- [Exercise description]:
What lines in the records include the string "author"? Return each one.

Dataset items

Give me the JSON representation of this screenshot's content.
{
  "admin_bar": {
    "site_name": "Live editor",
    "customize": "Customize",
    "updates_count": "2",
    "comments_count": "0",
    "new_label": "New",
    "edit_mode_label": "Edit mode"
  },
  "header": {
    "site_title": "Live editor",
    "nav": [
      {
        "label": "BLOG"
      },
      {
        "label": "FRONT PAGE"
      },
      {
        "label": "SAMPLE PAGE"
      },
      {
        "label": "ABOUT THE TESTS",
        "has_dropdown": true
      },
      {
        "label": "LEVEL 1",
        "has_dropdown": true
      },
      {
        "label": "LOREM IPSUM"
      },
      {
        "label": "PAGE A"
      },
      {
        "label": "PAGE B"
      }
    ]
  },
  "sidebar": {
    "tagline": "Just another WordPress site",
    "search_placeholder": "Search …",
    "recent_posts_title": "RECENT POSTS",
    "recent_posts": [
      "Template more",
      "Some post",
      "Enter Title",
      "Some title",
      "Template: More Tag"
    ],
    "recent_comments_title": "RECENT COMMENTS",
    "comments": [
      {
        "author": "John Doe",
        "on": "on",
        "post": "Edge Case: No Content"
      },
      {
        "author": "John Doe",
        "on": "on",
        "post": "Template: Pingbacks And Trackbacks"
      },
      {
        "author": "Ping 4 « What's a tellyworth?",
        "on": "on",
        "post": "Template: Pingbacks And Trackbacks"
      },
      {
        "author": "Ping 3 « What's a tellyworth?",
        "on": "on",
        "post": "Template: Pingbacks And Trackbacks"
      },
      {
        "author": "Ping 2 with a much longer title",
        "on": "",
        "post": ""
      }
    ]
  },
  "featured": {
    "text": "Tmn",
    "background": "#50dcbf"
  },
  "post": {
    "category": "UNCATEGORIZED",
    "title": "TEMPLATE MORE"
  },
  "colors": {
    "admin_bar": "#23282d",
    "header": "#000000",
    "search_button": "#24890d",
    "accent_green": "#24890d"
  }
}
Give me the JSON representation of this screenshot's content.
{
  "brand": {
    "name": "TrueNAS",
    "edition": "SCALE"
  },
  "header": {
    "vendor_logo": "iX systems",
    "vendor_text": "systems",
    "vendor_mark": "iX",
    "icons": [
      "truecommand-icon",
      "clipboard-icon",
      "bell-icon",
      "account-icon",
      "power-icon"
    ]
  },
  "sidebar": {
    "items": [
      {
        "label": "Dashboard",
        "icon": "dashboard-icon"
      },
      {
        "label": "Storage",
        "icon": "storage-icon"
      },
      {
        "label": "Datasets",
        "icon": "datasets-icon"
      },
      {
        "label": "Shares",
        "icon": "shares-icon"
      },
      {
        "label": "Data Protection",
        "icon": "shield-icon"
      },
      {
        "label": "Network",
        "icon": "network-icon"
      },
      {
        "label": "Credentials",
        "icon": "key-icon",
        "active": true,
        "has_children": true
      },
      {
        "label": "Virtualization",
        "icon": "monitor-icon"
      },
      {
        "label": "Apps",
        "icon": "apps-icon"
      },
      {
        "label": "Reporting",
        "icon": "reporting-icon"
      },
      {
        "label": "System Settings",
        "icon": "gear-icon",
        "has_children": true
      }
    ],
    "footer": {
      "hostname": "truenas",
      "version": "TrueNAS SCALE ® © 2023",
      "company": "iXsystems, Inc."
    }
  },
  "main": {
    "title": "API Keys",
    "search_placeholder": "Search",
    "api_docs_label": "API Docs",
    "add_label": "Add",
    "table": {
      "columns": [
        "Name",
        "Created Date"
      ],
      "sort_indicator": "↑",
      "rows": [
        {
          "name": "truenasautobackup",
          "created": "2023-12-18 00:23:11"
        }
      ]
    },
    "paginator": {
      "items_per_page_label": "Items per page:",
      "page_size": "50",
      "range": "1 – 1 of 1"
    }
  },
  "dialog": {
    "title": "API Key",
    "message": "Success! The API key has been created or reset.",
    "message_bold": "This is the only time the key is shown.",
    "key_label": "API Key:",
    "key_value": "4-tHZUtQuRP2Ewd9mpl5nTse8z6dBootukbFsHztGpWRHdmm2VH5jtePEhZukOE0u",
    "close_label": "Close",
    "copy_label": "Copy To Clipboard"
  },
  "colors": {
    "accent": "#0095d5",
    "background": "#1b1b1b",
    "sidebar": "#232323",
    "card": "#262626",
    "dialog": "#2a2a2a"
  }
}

- [Answer space]:
        "author": "John Doe",
        "author": "John Doe",
        "author": "Ping 4 « What's a tellyworth?",
        "author": "Ping 3 « What's a tellyworth?",
        "author": "Ping 2 with a much longer title",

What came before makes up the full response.